Kira: That’s great advice. Thanks, Sultana. So I hope that’s helpful to our audience. And just want to give you a quick synopsis of our program. It is 10 very well strategic well planned and organized curriculum. So when we designed this program, it was geared for PR professionals who are looking for advanced skills to take their careers to the next level.

So all the courses are very relevant to where you are at in your career, involves 10 courses, 3 credit hour each. And all the courses can be completely entirely online. One course at a time, runs for about 6 weeks, which is a pretty good pace considering that the majority of our students are full-time PR professionals.
And it can be completed in around 18 months and even though you’re studying online, you do receive the exact same degree and you are invited to come to campus for graduation each year. And also we do have really wonderful DC residency opportunities as well as a global resident that are available to both campus and online students.
So really I encourage you to take part in that, where you can further network with the GW students on campus as well as online. And of course, get to meet your professor and come to DC area and experience that as well. So just to recap once again, applications are being accepted right now for Summer 2 with a June 27 start date.

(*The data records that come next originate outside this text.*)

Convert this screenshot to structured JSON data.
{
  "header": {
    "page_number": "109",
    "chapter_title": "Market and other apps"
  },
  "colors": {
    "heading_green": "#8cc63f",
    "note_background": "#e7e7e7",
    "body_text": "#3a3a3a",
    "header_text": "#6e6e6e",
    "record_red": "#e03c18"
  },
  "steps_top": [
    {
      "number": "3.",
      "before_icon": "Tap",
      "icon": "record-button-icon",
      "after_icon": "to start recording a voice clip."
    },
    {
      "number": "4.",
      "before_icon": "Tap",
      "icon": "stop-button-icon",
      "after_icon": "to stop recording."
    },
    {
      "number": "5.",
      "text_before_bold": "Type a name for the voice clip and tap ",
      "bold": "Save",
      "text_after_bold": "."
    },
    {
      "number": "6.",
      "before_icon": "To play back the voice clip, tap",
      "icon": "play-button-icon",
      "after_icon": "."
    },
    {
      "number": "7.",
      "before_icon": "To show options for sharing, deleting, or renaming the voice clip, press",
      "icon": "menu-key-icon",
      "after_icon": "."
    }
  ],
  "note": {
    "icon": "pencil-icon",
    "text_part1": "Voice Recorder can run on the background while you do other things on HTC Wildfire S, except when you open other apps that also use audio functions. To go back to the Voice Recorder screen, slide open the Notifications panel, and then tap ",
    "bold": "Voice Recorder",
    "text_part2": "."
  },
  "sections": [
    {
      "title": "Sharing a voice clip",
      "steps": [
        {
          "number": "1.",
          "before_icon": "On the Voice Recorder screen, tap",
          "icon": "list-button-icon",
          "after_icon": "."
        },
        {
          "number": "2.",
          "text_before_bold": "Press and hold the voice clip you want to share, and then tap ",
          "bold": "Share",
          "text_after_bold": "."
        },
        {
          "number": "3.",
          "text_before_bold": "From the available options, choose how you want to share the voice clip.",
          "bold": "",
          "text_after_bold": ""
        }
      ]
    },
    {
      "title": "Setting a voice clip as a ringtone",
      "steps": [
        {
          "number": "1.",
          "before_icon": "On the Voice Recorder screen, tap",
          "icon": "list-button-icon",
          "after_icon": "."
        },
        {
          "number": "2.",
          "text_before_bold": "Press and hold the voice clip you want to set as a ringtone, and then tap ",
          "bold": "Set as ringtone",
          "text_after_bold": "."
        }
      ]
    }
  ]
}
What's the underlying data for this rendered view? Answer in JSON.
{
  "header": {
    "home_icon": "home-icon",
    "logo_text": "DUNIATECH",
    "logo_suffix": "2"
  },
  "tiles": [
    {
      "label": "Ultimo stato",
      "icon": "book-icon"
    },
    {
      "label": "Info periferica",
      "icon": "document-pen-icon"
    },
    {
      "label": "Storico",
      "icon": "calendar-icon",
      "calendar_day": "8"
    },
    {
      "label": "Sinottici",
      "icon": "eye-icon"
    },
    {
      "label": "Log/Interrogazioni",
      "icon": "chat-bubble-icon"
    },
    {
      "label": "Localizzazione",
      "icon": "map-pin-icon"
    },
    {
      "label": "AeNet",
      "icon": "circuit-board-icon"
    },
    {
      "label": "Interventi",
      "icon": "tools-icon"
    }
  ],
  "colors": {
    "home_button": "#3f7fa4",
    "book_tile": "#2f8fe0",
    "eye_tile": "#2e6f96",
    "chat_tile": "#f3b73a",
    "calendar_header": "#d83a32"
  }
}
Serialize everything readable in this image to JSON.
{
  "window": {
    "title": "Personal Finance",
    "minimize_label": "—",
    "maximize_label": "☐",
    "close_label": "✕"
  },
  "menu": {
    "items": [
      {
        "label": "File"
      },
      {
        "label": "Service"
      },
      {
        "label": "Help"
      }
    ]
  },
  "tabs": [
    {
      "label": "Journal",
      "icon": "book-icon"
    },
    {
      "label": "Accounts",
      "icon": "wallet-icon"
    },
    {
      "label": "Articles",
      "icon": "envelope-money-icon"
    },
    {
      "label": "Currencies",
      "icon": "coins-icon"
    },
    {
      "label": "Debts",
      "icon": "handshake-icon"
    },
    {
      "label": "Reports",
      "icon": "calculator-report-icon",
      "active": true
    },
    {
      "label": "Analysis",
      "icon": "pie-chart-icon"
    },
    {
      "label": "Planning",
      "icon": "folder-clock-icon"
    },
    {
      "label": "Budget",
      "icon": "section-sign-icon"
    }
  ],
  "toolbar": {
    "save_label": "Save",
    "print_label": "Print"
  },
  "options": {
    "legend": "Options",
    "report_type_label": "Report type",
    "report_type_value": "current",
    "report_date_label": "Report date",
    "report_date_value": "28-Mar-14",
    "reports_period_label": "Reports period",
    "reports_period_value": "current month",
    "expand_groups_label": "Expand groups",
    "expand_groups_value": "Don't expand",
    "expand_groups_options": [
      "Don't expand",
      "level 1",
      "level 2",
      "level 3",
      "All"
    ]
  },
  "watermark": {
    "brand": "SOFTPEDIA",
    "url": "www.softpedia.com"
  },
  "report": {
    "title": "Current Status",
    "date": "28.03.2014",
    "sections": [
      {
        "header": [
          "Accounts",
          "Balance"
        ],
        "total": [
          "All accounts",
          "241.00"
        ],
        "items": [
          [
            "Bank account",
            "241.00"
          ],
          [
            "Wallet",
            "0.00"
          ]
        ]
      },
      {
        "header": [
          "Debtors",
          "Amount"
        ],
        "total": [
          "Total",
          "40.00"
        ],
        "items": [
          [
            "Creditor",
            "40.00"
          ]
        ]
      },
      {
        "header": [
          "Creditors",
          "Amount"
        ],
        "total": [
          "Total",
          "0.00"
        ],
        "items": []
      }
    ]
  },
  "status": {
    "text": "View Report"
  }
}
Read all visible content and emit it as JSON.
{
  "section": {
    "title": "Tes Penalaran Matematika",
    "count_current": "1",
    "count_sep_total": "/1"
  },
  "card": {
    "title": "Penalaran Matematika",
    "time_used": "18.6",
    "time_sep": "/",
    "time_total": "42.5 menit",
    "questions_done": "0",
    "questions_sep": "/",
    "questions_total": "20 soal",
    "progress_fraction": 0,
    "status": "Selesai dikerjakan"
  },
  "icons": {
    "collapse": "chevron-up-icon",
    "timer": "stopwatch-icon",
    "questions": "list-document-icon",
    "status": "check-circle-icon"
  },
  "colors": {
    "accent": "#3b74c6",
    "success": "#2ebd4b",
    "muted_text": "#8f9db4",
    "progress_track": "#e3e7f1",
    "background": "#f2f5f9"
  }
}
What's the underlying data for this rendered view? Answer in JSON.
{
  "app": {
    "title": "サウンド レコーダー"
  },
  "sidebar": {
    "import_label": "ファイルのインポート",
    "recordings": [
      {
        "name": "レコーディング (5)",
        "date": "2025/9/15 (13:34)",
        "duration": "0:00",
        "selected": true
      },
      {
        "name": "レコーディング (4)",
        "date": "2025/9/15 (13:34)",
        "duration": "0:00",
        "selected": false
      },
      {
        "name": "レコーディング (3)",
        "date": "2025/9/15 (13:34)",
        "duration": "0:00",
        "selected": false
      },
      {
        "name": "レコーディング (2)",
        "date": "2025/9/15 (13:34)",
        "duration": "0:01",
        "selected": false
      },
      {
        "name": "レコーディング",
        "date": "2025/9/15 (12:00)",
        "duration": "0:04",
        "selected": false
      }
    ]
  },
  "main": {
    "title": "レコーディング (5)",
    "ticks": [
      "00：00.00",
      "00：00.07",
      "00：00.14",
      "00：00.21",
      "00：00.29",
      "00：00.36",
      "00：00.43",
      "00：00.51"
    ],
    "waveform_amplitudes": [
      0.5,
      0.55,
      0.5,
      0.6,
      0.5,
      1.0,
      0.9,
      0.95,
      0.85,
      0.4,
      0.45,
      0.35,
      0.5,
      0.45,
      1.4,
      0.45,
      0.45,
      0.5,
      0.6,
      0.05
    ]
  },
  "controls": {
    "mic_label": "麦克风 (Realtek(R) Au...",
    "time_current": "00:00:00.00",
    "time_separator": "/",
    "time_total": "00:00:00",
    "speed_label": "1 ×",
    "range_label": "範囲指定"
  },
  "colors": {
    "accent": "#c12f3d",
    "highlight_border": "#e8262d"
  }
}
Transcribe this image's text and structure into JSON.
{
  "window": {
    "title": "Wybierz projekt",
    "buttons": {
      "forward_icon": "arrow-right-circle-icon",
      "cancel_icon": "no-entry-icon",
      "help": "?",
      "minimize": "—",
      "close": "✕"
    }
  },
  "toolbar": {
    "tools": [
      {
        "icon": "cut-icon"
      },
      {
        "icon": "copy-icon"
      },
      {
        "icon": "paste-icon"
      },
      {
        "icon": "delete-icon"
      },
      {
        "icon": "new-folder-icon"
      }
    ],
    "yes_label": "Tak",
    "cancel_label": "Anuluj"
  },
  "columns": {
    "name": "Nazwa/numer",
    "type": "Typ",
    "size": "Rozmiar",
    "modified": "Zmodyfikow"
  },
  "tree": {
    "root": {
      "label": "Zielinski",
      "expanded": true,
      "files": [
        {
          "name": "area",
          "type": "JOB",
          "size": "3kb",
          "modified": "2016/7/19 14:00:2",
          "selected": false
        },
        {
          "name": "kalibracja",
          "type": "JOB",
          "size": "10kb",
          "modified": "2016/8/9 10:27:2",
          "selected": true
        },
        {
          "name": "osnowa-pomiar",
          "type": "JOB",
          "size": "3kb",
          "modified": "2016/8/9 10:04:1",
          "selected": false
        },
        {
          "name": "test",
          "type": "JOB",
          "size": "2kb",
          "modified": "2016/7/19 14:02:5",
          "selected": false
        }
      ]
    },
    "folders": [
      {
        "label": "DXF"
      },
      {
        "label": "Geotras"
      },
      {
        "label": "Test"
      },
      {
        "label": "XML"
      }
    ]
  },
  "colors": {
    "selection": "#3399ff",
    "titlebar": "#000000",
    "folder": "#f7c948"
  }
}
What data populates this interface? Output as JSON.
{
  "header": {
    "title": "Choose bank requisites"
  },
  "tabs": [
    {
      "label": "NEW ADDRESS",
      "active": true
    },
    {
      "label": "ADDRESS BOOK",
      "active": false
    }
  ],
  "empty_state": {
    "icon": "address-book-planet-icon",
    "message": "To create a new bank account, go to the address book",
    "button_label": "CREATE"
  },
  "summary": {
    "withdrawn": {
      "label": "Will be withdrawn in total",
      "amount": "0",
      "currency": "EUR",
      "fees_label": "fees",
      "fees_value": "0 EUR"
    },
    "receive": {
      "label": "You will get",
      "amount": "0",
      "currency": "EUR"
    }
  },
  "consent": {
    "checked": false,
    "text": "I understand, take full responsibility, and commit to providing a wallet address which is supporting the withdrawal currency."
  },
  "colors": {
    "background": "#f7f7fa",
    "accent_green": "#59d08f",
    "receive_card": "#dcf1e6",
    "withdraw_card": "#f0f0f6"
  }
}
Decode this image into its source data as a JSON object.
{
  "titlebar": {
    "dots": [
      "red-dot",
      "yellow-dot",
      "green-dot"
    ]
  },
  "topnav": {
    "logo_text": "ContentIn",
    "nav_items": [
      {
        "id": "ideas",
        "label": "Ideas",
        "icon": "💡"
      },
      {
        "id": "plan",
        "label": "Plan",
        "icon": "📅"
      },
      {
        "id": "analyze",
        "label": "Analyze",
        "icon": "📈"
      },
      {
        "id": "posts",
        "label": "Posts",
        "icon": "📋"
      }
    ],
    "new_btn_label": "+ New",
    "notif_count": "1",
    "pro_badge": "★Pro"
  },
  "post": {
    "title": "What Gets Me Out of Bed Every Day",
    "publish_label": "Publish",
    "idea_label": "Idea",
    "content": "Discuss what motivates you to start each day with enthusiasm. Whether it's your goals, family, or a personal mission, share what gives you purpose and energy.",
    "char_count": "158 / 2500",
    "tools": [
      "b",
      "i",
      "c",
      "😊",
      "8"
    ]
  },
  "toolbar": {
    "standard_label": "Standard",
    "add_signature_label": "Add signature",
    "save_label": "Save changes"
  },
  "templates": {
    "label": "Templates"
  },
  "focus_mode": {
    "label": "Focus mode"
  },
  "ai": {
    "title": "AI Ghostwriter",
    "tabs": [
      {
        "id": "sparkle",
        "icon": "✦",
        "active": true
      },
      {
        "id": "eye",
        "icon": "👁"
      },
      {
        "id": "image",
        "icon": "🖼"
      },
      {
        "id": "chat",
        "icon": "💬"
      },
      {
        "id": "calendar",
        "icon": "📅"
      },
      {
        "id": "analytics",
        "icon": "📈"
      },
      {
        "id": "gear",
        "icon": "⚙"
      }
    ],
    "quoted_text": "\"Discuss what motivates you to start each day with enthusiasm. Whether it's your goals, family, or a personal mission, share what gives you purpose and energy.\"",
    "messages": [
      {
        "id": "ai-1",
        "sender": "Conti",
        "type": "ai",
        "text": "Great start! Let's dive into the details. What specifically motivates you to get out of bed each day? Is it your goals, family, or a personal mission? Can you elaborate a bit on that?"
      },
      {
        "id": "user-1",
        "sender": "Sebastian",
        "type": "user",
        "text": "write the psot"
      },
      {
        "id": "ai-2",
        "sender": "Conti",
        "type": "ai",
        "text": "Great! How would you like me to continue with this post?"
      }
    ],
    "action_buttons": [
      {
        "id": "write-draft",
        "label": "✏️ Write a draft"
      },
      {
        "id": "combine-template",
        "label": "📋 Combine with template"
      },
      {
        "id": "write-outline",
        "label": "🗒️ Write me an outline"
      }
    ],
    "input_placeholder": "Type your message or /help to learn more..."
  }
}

And please get in touch with your enrollment advisor, Marie Alouche. She can be contacted 1-888-989-7068 ext. 3382 or of course you can also email her – that is on your screen right now. And we are just coming up to the one-hour mark.
I really thank our audience for your patience and also for reserving your wonderful hour during this Friday afternoon to spend with us. And of course to our panelist and GW alum, Sultana Ali, for your wonderful insights.

We’ve really learned a lot about your experience and we really appreciate the advice that you’ve given us. Any final thoughts for us, Sultana, before we say goodbye?

Sultana: I guess I would say if there’s something that you’ve been wanting to do and that includes your Master’s Degree or a dream that you have, put a plan behind it and think about how to achieve it. So kind of like I talked through my Master’s Program, that was really what I did and breakdown the steps that it’s going to take to get you there.

Because all of those things are going to make you a better PR professional, it’s going to make you a better person, a better friend. And try to be your own best friend in the process because sometimes you don’t always have the support around you that you may need.

So go easy on yourself and just believe in yourself because I think that that’s sort of is the first spark that you need to get moving. And GW has a great program and highly recommend it and I thank you for your time and attention today and thank you, Kira, for allowing me this opportunity to speak with so many wonderful people.

Kira: Absolutely. Thank you so much, Sultana and to our audience. Have a wonderful rest of your day and enjoy your weekend, everyone. Take care.